▶ _PROBLEM DETAILS_
Take each line below that has "privacy" and copy it.

App and web page records:
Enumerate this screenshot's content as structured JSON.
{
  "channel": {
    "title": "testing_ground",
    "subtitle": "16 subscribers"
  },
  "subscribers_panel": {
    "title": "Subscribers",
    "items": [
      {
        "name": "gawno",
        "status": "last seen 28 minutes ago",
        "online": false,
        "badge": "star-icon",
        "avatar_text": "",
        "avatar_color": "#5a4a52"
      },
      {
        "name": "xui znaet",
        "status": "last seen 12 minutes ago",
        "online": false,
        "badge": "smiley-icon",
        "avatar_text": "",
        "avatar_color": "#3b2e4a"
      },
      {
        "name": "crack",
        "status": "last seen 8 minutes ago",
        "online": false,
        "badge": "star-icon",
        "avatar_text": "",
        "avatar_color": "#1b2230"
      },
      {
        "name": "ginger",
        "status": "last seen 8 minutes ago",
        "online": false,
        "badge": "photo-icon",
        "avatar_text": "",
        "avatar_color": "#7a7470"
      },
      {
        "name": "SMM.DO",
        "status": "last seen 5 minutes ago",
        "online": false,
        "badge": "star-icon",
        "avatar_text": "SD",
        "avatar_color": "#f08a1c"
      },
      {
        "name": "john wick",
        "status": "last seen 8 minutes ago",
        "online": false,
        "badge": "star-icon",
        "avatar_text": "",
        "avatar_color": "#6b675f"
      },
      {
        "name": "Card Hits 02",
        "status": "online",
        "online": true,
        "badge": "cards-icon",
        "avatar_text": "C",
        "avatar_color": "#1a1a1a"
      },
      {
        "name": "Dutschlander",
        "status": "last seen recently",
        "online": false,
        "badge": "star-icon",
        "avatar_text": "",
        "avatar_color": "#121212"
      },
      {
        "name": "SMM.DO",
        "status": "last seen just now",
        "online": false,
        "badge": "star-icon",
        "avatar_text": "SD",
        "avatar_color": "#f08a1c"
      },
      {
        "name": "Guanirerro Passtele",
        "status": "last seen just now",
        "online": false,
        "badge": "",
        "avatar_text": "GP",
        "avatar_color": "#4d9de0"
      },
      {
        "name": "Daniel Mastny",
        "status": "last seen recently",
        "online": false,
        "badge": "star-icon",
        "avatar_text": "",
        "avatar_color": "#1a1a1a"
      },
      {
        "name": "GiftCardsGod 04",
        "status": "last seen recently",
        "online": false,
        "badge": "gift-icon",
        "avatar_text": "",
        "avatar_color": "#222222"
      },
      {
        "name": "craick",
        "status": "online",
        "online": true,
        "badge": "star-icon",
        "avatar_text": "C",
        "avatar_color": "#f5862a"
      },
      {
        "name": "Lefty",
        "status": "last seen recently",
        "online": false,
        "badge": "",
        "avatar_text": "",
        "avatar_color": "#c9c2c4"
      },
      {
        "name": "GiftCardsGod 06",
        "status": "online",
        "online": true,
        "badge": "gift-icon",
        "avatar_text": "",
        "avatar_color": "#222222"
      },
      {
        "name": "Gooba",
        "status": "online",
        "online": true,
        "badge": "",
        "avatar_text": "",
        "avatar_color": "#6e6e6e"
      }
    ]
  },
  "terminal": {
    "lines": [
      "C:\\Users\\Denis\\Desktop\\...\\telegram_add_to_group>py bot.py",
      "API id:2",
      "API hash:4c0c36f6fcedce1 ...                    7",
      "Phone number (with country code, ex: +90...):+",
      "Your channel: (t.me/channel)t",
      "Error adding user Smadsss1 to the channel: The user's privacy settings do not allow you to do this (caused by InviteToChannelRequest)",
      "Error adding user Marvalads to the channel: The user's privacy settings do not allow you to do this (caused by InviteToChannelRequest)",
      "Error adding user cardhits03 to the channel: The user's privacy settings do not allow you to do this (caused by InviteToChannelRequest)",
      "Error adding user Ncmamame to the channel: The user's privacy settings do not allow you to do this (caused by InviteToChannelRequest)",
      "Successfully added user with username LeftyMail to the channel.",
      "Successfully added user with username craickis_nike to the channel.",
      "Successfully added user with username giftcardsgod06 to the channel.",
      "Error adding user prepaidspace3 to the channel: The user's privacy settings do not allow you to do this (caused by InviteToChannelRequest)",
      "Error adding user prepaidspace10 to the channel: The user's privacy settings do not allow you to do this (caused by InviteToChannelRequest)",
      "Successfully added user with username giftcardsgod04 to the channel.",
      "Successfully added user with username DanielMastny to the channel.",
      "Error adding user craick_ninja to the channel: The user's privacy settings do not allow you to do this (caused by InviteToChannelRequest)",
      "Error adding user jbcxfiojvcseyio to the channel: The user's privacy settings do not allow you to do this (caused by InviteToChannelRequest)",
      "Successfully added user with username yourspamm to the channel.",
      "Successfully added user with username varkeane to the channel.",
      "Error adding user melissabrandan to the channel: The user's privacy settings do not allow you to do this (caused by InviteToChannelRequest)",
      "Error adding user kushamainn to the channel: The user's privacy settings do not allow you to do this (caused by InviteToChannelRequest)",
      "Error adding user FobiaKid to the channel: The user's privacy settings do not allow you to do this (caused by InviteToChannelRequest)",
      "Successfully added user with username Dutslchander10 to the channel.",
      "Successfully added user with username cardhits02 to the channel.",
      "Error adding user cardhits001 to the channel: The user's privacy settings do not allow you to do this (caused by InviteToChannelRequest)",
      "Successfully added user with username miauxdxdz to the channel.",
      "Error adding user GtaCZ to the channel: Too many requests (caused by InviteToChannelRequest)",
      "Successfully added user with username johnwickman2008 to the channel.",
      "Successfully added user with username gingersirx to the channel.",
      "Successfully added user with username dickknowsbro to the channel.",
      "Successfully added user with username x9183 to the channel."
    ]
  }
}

▶ _WRITTEN ANSWER_
      "Error adding user Smadsss1 to the channel: The user's privacy settings do not allow you to do this (caused by InviteToChannelRequest)",
      "Error adding user Marvalads to the channel: The user's privacy settings do not allow you to do this (caused by InviteToChannelRequest)",
      "Error adding user cardhits03 to the channel: The user's privacy settings do not allow you to do this (caused by InviteToChannelRequest)",
      "Error adding user Ncmamame to the channel: The user's privacy settings do not allow you to do this (caused by InviteToChannelRequest)",
      "Error adding user prepaidspace3 to the channel: The user's privacy settings do not allow you to do this (caused by InviteToChannelRequest)",
      "Error adding user prepaidspace10 to the channel: The user's privacy settings do not allow you to do this (caused by InviteToChannelRequest)",
      "Error adding user craick_ninja to the channel: The user's privacy settings do not allow you to do this (caused by InviteToChannelRequest)",
      "Error adding user jbcxfiojvcseyio to the channel: The user's privacy settings do not allow you to do this (caused by InviteToChannelRequest)",
      "Error adding user melissabrandan to the channel: The user's privacy settings do not allow you to do this (caused by InviteToChannelRequest)",
      "Error adding user kushamainn to the channel: The user's privacy settings do not allow you to do this (caused by InviteToChannelRequest)",
      "Error adding user FobiaKid to the channel: The user's privacy settings do not allow you to do this (caused by InviteToChannelRequest)",
      "Error adding user cardhits001 to the channel: The user's privacy settings do not allow you to do this (caused by InviteToChannelRequest)",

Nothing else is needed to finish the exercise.